This book explores the increasing emergence within educational institutions, such as schools and universities, of large, flexible spaces whose design is underpinned by cutting-edge principles and technologies.
These changes in educational facilities have spawned a range of new terminology. For example, terms such as ‘modern learning environments’, ‘innovative learning environments’, ‘flexible learning environments’ and ‘new generation learning spaces’ have gained currency in recent years. The development of flexible learning spaces, while suggesting design creativity, also points to the desire by governments to influence educational outcomes. The displacement of traditional classrooms also presupposes varied teaching and learning approaches, calling on teachers to work in teams and to de-privatise their practice into spaces that are transparent and porous.
These developments in the area of educational facilities suggest critical questions regarding the origins and purposes of these changes in educational thinking and practice. Questions must also be raised about the links between conception, design intention and spatial practice. Underlying these questions are competing views on the design of education facilities. This volume gathers a range of international authors who theorise these questions at the intersection of building design, pedagogy and educational policy.
The chapters in this book were originally published in the journal Educational Philosophy and Theory.
Table of Contents
Introduction to Design, Education and Pedagogy, Leon Benade and Mark Jackson
Chapter 1: Is the classroom obsolete in the twenty-first century? Leon Benade
Chapter 2: Re/assembling ‘innovative’ learning environments: Affective practice and its politics, Dianne Mulcahy and Carol Morrison
Chapter 3: Innovative learning environments and new materialism: A conjunctural analysis of pedagogic spaces, Jennifer Charteris, Dianne Smardon and Emily Nelson
Chapter 4: Activating built pedagogy: A genealogical exploration of educational space at the university of Auckland’s Epsom campus and business school, Kirsten Locke

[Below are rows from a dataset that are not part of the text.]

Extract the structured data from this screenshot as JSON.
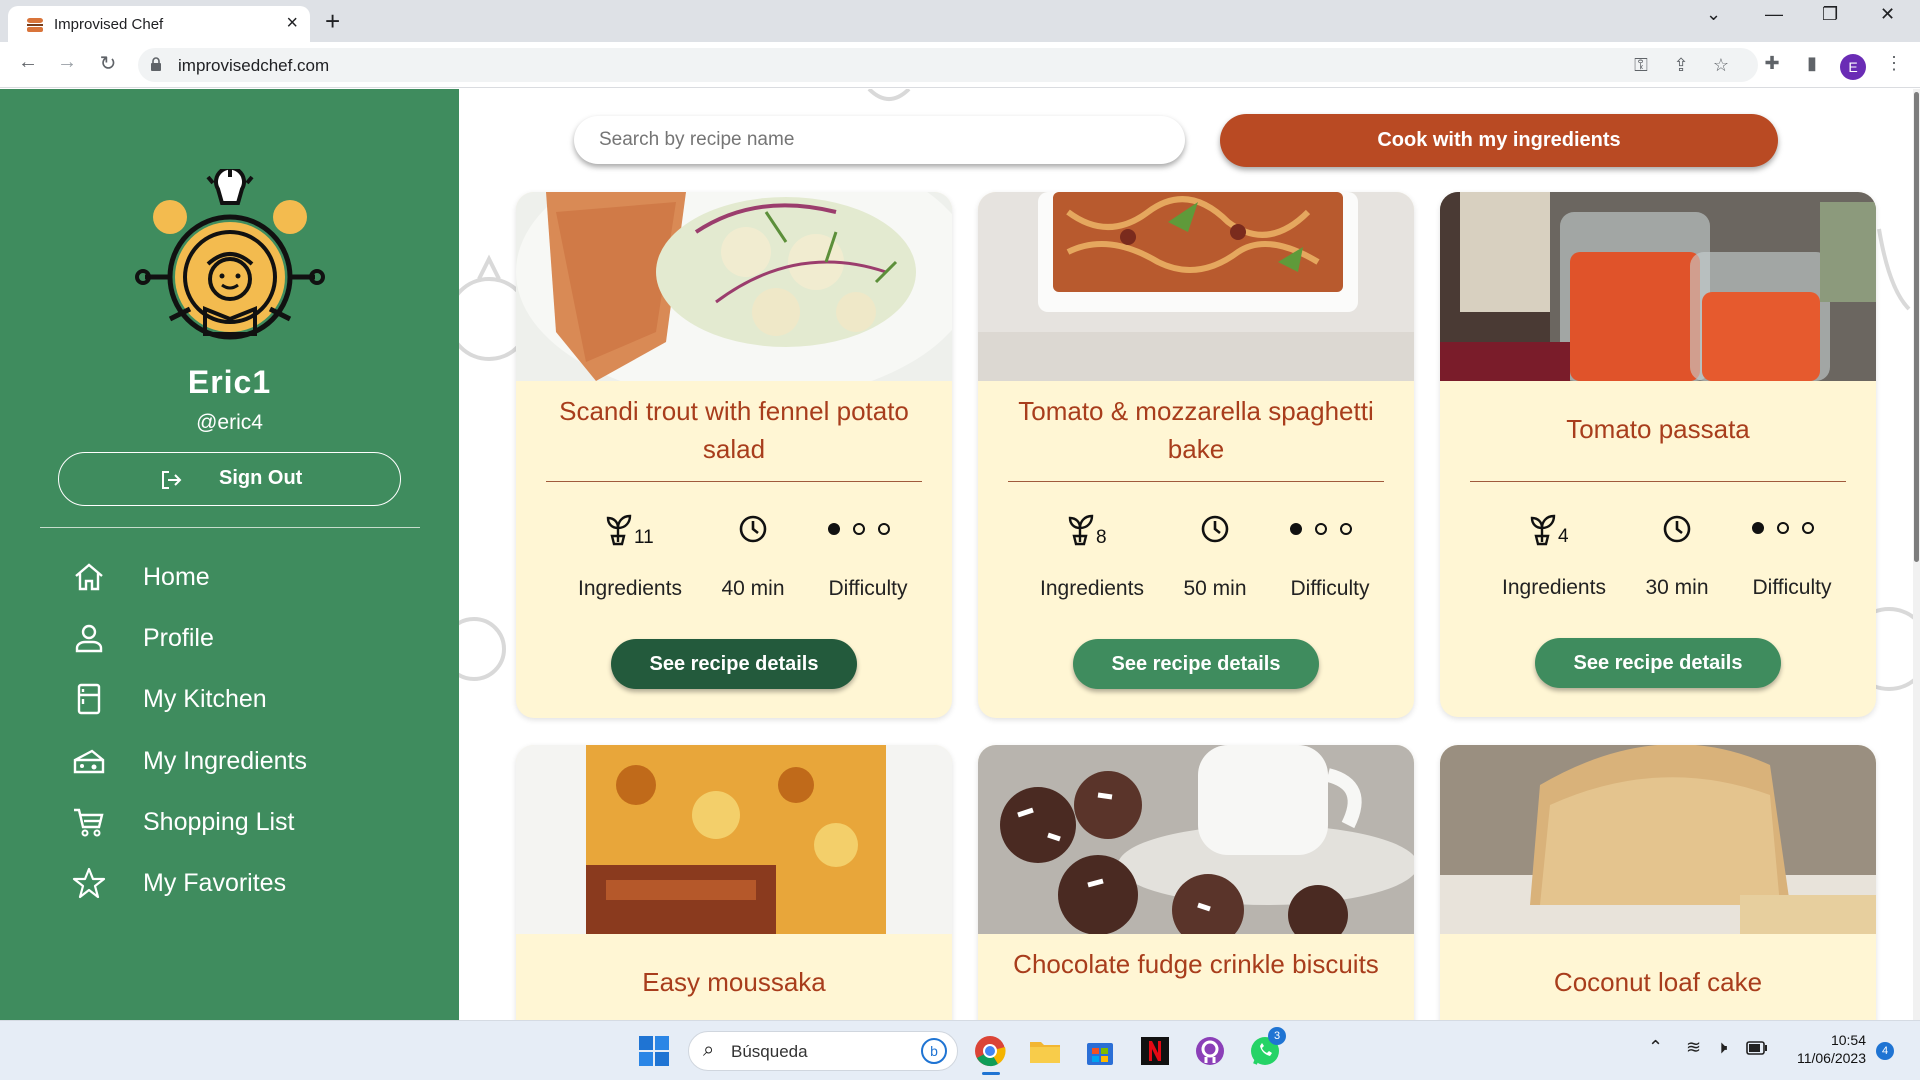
{
  "browser": {
    "tab_title": "Improvised Chef",
    "url": "improvisedchef.com",
    "profile_initial": "E"
  },
  "sidebar": {
    "user_name": "Eric1",
    "user_handle": "@eric4",
    "sign_out": "Sign Out",
    "nav": [
      {
        "label": "Home",
        "icon": "home-icon"
      },
      {
        "label": "Profile",
        "icon": "user-icon"
      },
      {
        "label": "My Kitchen",
        "icon": "fridge-icon"
      },
      {
        "label": "My Ingredients",
        "icon": "cheese-icon"
      },
      {
        "label": "Shopping List",
        "icon": "cart-icon"
      },
      {
        "label": "My Favorites",
        "icon": "star-icon"
      }
    ]
  },
  "main": {
    "search_placeholder": "Search by recipe name",
    "cook_button": "Cook with my ingredients",
    "recipes": [
      {
        "title": "Scandi trout with fennel potato salad",
        "ingredients": "11",
        "ingredients_label": "Ingredients",
        "time": "40 min",
        "difficulty_label": "Difficulty",
        "difficulty_level": 1,
        "button": "See recipe details"
      },
      {
        "title": "Tomato & mozzarella spaghetti bake",
        "ingredients": "8",
        "ingredients_label": "Ingredients",
        "time": "50 min",
        "difficulty_label": "Difficulty",
        "difficulty_level": 1,
        "button": "See recipe details"
      },
      {
        "title": "Tomato passata",
        "ingredients": "4",
        "ingredients_label": "Ingredients",
        "time": "30 min",
        "difficulty_label": "Difficulty",
        "difficulty_level": 1,
        "button": "See recipe details"
      },
      {
        "title": "Easy moussaka"
      },
      {
        "title": "Chocolate fudge crinkle biscuits"
      },
      {
        "title": "Coconut loaf cake"
      }
    ]
  },
  "taskbar": {
    "search_label": "Búsqueda",
    "time": "10:54",
    "date": "11/06/2023",
    "whatsapp_badge": "3",
    "notification_count": "4"
  },
  "colors": {
    "sidebar_green": "#3f8c5e",
    "accent_orange": "#b94a23",
    "card_cream": "#fff6d4",
    "title_rust": "#a83d1c",
    "button_green": "#3f8c5e",
    "button_green_dark": "#235a3c"
  }
}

Chapter 5: I/MLEs and the uneven return of pastoral power, Emile Bojesen
Chapter 6: Bodies and affect in non-traditional learning spaces, Amy McPherson and Sue Saltmarsh

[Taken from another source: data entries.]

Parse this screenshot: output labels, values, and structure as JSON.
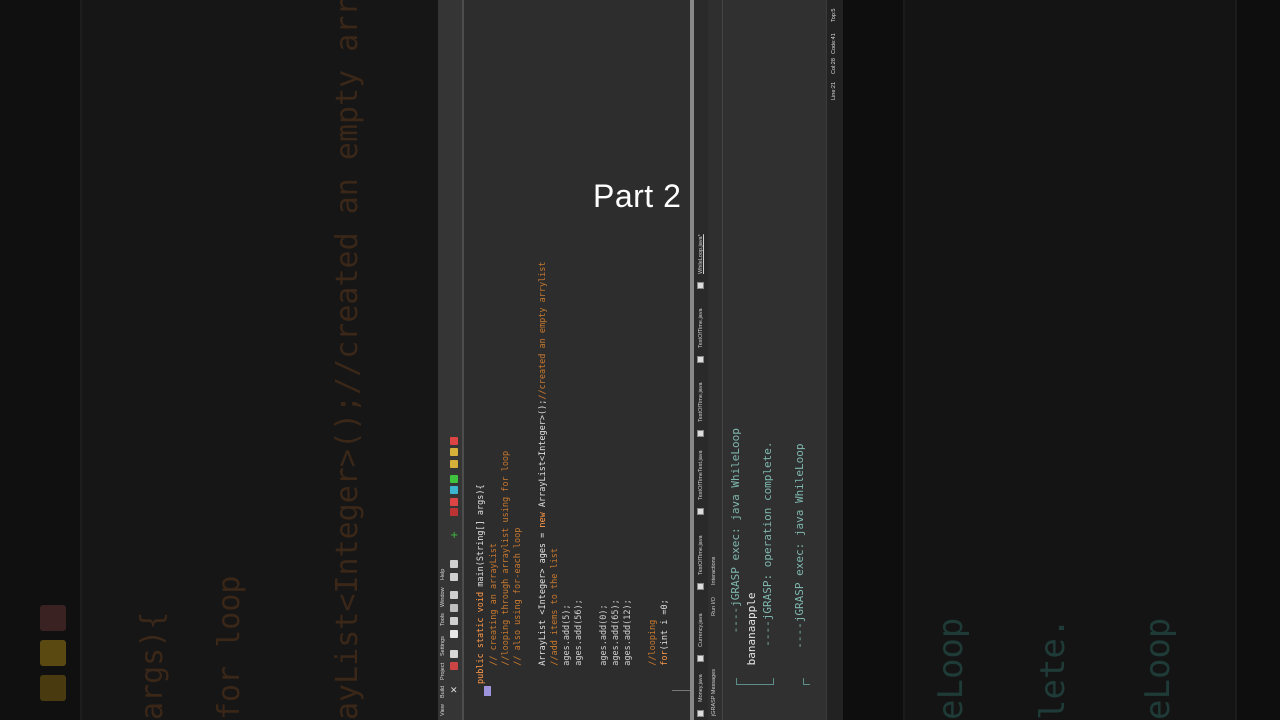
{
  "overlay": {
    "title": "Part 2"
  },
  "menu": [
    "View",
    "Build",
    "Project",
    "Settings",
    "Tools",
    "Window",
    "Help"
  ],
  "editor": {
    "lines": [
      {
        "kind": "code",
        "text": "public static void main(String[] args){"
      },
      {
        "kind": "comment",
        "text": "  // creating an arrayList"
      },
      {
        "kind": "comment",
        "text": "  //looping through arraylist using for loop"
      },
      {
        "kind": "comment",
        "text": "  // also using for-each loop"
      },
      {
        "kind": "blank",
        "text": ""
      },
      {
        "kind": "code",
        "text": "  ArrayList <Integer> ages = new ArrayList<Integer>();//created an empty arrylist"
      },
      {
        "kind": "comment",
        "text": "  //add items to the list"
      },
      {
        "kind": "code",
        "text": "  ages.add(5);"
      },
      {
        "kind": "code",
        "text": "  ages.add(56);"
      },
      {
        "kind": "blank",
        "text": ""
      },
      {
        "kind": "code",
        "text": "  ages.add(0);"
      },
      {
        "kind": "code",
        "text": "  ages.add(65);"
      },
      {
        "kind": "code",
        "text": "  ages.add(12);"
      },
      {
        "kind": "blank",
        "text": ""
      },
      {
        "kind": "comment",
        "text": "  //looping"
      },
      {
        "kind": "code",
        "text": "  for(int i =0;"
      }
    ]
  },
  "file_tabs": [
    "Money.java",
    "Currency.java",
    "TestOfTime.java",
    "TestOfTimeTest.java",
    "TestOfTime.java",
    "TestOfTime.java",
    "WhileLoop.java*"
  ],
  "message_tabs": [
    "jGRASP Messages",
    "Run I/O",
    "Interactions"
  ],
  "console": {
    "lines": [
      {
        "text": " ----jGRASP exec: java WhileLoop",
        "color": "#7fb7ae"
      },
      {
        "text": " bananaapple",
        "color": "#e6e6e6"
      },
      {
        "text": "  ----jGRASP: operation complete.",
        "color": "#7fb7ae"
      },
      {
        "text": "",
        "color": "#e6e6e6"
      },
      {
        "text": "  ----jGRASP exec: java WhileLoop",
        "color": "#7fb7ae"
      }
    ]
  },
  "status": {
    "line": "Line:21",
    "col": "Col:28",
    "code": "Code:41",
    "top": "Top:5"
  },
  "ghost": {
    "left_code_1": "args){",
    "left_code_2": "for loop",
    "left_code_3": "ayList<Integer>();//created an empty arry",
    "right_1": "eLoop",
    "right_2": "lete.",
    "right_3": "eLoop"
  },
  "colors": {
    "keyword": "#ff9a4a",
    "comment": "#c8792f",
    "console_meta": "#7fb7ae",
    "cursor": "#9d92dc"
  }
}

Chapter 7: From Low‐Lying Roofs to Towering Spires: Toward a Heideggerian understanding of learning environments, Todd Ream and Tyler Ream
Chapter 8: The scene of the classroom, Chris Peers
Leon Benade has an interest in the way 'twenty-first century learning' impacts teachers’ work, particularly in relation to the establishment of innovative learning environments (ILE).
Mark Jackson has a research focus on design ethics with respect to spatial practices that extend from education facilities to broader concerns with urban political theory and practice.